If you’re a California-based studio, you’ll have to adapt to the change. 

But what exactly does this mean California based studios? And what can be done to combat the changes?  

What are these new laws?   

The new bill requires company workers to be considered employees if their work is deemed within the regular course of the employer’s business – like being a driver for Uber, or a delivery person for Postmates. 

If a ‘contractor’ is working full-time on-site at a studio, under the new laws they will be considered an employee. Ultimately, this means that the contractor will shift to a full-time role and have to receive the same benefits as a traditional employee.  

What do these new laws mean for California studios?  

The bottom-line: California studios that employ independent contractors will see a steep rise in the cost of working with them.  
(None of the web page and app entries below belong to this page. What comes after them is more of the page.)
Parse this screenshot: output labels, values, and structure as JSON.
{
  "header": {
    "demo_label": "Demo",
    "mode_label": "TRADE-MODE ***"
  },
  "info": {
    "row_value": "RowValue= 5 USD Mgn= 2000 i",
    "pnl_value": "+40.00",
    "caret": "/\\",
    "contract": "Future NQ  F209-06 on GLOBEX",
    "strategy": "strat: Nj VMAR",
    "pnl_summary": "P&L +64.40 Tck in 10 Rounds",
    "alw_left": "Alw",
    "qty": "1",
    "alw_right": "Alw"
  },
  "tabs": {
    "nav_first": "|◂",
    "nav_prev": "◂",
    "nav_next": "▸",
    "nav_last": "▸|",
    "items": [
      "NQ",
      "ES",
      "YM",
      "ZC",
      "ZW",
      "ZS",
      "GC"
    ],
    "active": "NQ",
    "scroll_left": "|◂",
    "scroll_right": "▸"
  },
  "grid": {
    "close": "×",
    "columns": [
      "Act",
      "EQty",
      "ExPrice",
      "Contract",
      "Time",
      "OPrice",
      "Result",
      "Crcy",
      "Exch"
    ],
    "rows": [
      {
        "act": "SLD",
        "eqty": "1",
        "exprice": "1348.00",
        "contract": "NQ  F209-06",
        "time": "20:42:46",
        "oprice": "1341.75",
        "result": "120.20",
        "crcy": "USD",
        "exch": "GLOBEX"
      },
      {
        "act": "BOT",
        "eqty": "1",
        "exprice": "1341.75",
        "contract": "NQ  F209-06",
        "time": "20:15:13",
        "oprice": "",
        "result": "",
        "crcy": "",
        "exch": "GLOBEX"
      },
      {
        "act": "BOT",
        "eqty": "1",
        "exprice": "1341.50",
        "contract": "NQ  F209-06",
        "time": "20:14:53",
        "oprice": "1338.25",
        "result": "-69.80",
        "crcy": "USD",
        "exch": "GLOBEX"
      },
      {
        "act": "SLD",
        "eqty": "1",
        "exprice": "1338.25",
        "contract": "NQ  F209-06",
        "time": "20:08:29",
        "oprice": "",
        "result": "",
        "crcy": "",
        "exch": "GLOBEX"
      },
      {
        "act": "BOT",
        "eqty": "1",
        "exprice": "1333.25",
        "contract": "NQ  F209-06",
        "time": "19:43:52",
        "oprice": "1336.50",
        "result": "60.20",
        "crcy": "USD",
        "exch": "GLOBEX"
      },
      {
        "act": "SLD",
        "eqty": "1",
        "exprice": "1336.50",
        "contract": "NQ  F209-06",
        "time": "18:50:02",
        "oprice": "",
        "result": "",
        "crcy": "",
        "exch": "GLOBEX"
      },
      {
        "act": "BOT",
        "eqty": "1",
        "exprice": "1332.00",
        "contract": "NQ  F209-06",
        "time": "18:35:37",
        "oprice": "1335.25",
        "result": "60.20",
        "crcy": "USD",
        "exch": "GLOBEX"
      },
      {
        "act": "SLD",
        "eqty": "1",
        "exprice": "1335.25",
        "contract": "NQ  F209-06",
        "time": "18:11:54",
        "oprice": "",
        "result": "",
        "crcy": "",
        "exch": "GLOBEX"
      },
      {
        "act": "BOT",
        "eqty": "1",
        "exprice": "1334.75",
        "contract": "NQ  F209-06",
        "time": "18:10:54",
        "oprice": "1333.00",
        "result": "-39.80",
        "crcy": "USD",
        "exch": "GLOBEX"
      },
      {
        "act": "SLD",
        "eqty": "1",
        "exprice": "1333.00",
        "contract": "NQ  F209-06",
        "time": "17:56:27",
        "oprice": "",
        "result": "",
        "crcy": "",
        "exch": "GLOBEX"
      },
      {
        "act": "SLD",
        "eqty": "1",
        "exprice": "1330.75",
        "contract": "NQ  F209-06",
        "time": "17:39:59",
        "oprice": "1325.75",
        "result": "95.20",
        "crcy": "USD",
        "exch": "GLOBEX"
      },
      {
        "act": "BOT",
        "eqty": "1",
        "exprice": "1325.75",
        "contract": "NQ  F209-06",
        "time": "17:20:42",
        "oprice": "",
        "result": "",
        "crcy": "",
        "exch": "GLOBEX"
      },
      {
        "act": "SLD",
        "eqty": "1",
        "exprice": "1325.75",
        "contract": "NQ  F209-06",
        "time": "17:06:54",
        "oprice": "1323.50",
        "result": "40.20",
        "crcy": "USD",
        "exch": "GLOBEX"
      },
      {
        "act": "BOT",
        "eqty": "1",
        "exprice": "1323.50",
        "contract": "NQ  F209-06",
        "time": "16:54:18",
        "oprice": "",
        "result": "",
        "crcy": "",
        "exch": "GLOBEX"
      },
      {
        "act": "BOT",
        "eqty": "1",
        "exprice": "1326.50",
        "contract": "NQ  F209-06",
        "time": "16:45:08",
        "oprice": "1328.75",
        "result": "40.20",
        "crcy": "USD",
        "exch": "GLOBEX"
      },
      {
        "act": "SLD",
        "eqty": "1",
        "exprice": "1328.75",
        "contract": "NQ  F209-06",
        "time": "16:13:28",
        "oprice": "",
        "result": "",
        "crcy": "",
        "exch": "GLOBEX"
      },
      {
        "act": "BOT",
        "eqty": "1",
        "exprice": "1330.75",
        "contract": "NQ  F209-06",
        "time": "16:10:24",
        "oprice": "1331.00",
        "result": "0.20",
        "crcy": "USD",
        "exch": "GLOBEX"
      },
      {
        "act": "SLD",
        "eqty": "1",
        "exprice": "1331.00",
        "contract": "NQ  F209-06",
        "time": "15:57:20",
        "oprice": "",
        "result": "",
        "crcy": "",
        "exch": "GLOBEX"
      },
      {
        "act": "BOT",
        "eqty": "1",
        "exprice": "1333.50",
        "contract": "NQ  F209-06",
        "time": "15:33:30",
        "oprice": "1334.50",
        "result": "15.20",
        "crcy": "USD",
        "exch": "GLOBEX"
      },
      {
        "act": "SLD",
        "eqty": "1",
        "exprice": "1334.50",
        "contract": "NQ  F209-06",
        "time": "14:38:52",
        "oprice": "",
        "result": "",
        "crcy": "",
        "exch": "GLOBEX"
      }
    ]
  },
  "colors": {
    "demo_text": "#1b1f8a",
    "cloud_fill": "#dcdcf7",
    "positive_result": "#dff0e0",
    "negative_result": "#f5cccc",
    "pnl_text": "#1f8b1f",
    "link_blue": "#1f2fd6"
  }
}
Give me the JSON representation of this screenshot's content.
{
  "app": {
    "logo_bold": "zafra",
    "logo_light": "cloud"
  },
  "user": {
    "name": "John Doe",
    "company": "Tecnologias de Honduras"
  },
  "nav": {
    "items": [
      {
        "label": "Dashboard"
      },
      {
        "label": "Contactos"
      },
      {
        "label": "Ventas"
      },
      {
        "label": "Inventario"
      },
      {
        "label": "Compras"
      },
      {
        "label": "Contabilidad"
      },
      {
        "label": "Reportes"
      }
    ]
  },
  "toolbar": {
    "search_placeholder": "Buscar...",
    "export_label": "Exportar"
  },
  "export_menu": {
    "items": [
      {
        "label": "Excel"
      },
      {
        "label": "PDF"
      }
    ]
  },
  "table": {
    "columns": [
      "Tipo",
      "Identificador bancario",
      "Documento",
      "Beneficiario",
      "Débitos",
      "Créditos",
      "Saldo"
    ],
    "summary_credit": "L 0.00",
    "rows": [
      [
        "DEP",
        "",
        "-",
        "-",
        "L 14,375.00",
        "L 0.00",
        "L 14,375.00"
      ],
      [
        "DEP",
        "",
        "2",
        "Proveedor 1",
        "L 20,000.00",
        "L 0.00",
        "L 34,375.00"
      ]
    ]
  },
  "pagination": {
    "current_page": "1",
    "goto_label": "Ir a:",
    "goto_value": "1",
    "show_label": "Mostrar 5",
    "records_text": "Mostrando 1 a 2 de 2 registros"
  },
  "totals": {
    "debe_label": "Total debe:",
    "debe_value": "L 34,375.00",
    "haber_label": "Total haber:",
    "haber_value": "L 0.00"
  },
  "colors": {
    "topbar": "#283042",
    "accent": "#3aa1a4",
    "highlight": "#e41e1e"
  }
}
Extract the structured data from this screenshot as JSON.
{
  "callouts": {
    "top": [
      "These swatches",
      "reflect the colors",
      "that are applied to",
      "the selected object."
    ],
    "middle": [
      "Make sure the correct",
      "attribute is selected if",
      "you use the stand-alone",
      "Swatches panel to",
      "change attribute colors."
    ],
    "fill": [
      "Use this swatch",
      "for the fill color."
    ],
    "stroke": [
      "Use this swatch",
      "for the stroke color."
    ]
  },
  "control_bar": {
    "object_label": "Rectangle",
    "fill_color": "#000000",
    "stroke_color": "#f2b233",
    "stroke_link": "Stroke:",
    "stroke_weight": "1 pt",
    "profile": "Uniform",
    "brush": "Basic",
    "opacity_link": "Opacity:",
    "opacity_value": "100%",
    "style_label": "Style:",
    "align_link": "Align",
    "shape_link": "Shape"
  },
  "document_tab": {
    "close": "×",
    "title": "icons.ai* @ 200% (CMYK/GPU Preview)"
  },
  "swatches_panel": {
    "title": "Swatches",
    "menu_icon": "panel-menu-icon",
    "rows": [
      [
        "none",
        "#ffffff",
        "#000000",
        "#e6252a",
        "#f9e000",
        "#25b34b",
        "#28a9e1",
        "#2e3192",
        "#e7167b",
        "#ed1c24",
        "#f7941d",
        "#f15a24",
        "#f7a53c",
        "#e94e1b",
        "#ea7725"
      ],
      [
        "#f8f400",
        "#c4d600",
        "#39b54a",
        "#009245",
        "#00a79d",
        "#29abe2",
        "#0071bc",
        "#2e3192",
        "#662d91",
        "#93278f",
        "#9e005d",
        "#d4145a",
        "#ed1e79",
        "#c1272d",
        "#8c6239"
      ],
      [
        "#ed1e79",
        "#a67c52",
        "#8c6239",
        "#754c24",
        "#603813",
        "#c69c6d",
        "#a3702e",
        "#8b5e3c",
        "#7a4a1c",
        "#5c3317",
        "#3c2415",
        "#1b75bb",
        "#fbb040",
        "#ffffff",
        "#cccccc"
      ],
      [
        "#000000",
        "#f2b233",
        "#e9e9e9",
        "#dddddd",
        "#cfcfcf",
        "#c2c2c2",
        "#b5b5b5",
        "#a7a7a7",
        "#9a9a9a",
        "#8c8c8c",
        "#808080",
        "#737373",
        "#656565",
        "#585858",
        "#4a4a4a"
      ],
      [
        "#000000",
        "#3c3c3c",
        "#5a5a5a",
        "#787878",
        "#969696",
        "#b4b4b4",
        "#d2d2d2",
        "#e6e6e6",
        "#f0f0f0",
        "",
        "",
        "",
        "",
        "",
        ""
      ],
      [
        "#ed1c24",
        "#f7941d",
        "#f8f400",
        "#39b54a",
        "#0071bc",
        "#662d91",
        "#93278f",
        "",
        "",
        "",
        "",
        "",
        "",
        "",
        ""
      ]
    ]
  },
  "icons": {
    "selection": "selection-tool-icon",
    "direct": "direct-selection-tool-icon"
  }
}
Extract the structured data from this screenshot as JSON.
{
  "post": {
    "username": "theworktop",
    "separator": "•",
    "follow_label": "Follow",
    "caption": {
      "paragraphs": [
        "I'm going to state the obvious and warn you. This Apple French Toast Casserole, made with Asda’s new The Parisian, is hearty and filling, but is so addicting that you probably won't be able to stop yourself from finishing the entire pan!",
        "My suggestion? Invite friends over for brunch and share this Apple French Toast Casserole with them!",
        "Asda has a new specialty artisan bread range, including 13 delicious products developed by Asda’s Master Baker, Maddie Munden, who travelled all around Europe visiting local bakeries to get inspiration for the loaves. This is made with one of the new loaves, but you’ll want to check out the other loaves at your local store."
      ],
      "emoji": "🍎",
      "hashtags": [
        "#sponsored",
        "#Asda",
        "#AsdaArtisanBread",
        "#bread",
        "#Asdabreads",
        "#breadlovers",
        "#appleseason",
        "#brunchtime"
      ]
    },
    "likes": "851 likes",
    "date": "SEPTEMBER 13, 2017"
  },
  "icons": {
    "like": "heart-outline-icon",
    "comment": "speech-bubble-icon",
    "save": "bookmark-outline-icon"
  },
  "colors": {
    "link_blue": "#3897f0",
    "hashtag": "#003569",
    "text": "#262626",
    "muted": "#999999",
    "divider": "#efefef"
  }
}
They will take on additional financial burdens like payroll taxes that will need to be paid on top of paychecks, and the need to offer the same HR benefits that current employees are receiving. This could have major implications for California-based studios, with approximately 2 million independent contractors set to be classified as employees. 

Traditionally, independent artists are significantly cheaper for studios, and far easier to plan and budget for, given the project-based nature of the entertainment business. But now, the new laws will disrupt the status quo, and companies will have to make a change. 

What options do these studios have?  

Option 1: Accept the new laws and budget for an additional 15% per employee.

  • This will be very costly and likely trigger employee layoffs or reduced pay to minimize the damage to the business’s financial statements.  

Option 2: Protest the new law. 

  • While it’s likely the California entertainment business will unite to protest these laws, the ultimate result could be hefty fines, or at the very least hefty legal fees. Even if protests occur, there is no guarantee that it will delay or prevent the laws from being ratified. 

Option 3: Leave the state to cut production costs.

  • This is another high-risk, high-cost option, and there’s no guarantee the talent will follow.  

Option 4: PolyPort.  

Where does PolyPort come in? 

PolyPort enables your team to work remotely and securely, so your studio can continue to work with independent contractors without the additional financial burdens.

Even though they are not based on-site, you can have peace of mind that your content is always secure, that work will continue as usual, and your labor costs will not be affected dramatically by the new laws.

Our encryption-embedded technology means that only authorized individuals can access your content, every edit is protected, and permissions can be removed at the end of a project.

With PolyPort, your talent, workflow, and operating costs will remain the same.  

At a time where the best talents exist all across the globe, PolyPort enables safe, secure, and cost-efficient access to that talent – even if you’re based in California. 

Schedule a demo now to find out how!